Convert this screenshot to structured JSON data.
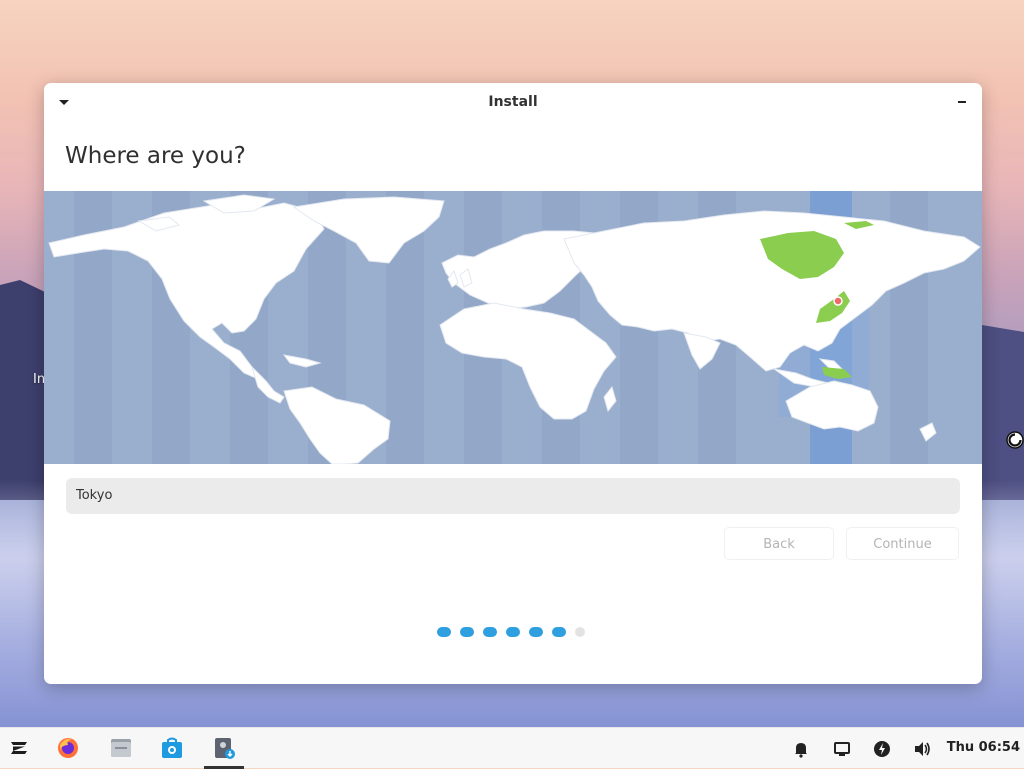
{
  "desktop": {
    "partial_label": "In"
  },
  "window": {
    "title": "Install",
    "heading": "Where are you?",
    "timezone_value": "Tokyo",
    "back_label": "Back",
    "continue_label": "Continue",
    "progress": {
      "completed_steps": 6,
      "total_steps": 7
    }
  },
  "taskbar": {
    "apps": [
      "zorin-menu-icon",
      "firefox-icon",
      "files-icon",
      "software-icon",
      "installer-icon"
    ],
    "tray_icons": [
      "bell-icon",
      "display-icon",
      "power-icon",
      "volume-icon"
    ],
    "clock": "Thu 06:54"
  },
  "colors": {
    "accent": "#2f9fdf",
    "map_ocean": "#9aaecd",
    "selected_zone": "#7db1e6",
    "selected_region": "#8acd4f"
  }
}
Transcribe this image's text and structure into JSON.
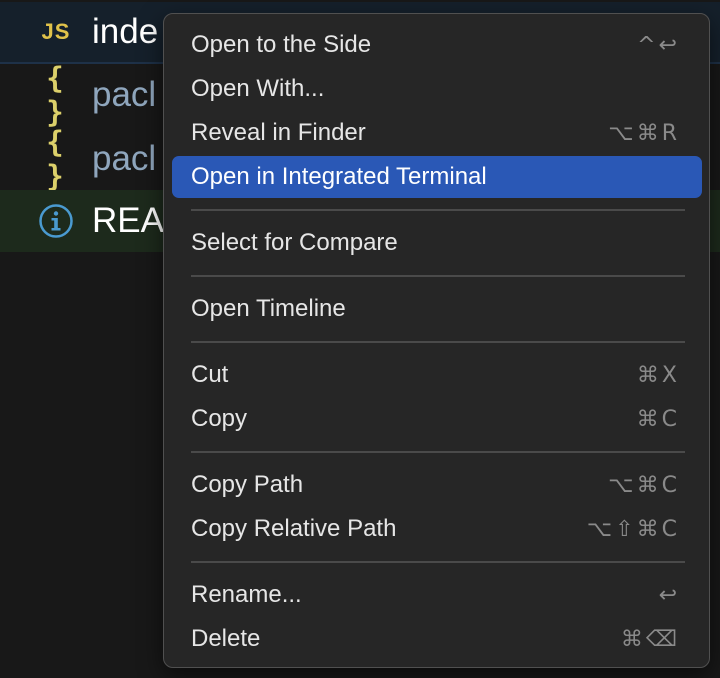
{
  "explorer": {
    "files": [
      {
        "icon": "JS",
        "name": "inde"
      },
      {
        "icon": "{ }",
        "name": "pacl"
      },
      {
        "icon": "{ }",
        "name": "pacl"
      },
      {
        "icon": "info-icon",
        "name": "REA"
      }
    ]
  },
  "context_menu": {
    "items": [
      {
        "label": "Open to the Side",
        "shortcut": "^↩"
      },
      {
        "label": "Open With...",
        "shortcut": ""
      },
      {
        "label": "Reveal in Finder",
        "shortcut": "⌥⌘R"
      },
      {
        "label": "Open in Integrated Terminal",
        "shortcut": ""
      },
      {
        "label": "Select for Compare",
        "shortcut": ""
      },
      {
        "label": "Open Timeline",
        "shortcut": ""
      },
      {
        "label": "Cut",
        "shortcut": "⌘X"
      },
      {
        "label": "Copy",
        "shortcut": "⌘C"
      },
      {
        "label": "Copy Path",
        "shortcut": "⌥⌘C"
      },
      {
        "label": "Copy Relative Path",
        "shortcut": "⌥⇧⌘C"
      },
      {
        "label": "Rename...",
        "shortcut": "↩"
      },
      {
        "label": "Delete",
        "shortcut": "⌘⌫"
      }
    ],
    "highlight_color": "#2a58b6"
  }
}
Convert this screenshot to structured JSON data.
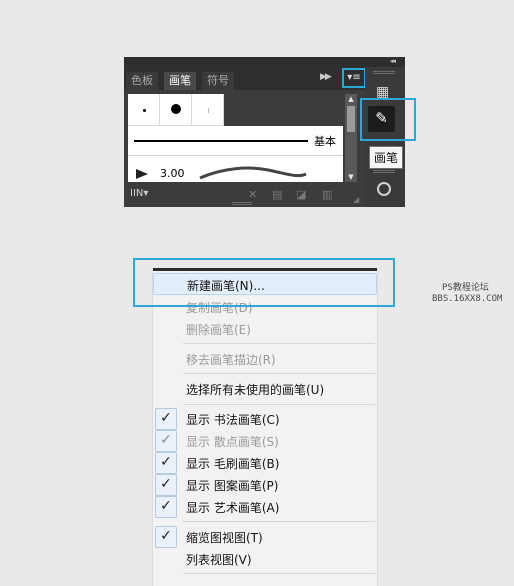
{
  "panel": {
    "tabs": [
      "色板",
      "画笔",
      "符号"
    ],
    "active_tab": "画笔",
    "tab_more_icon": "double-chevron-right",
    "menu_icon": "panel-menu",
    "brush_default_name": "基本",
    "brush_size_value": "3.00",
    "libs_label": "IIN▾"
  },
  "dock": {
    "collapse_glyph": "◂◂",
    "tooltip": "画笔"
  },
  "menu": {
    "items": [
      {
        "label": "新建画笔(N)...",
        "hover": true
      },
      {
        "label": "复制画笔(D)",
        "disabled": true
      },
      {
        "label": "删除画笔(E)",
        "disabled": true
      },
      {
        "label": "移去画笔描边(R)",
        "disabled": true
      },
      {
        "label": "选择所有未使用的画笔(U)"
      },
      {
        "label": "显示 书法画笔(C)",
        "checked": true
      },
      {
        "label": "显示 散点画笔(S)",
        "checked": true,
        "dim": true
      },
      {
        "label": "显示 毛刷画笔(B)",
        "checked": true
      },
      {
        "label": "显示 图案画笔(P)",
        "checked": true
      },
      {
        "label": "显示 艺术画笔(A)",
        "checked": true
      },
      {
        "label": "缩览图视图(T)",
        "checked": true
      },
      {
        "label": "列表视图(V)"
      }
    ]
  },
  "watermark": {
    "line1": "PS教程论坛",
    "line2": "BBS.16XX8.COM"
  },
  "colors": {
    "highlight": "#2aa9d8",
    "panel_bg": "#3c3c3c"
  }
}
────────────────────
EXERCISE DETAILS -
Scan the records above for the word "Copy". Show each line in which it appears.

WRITTEN RESPONSE -
        "label": "Copy",
        "label": "Copy Path",
        "label": "Copy Relative Path",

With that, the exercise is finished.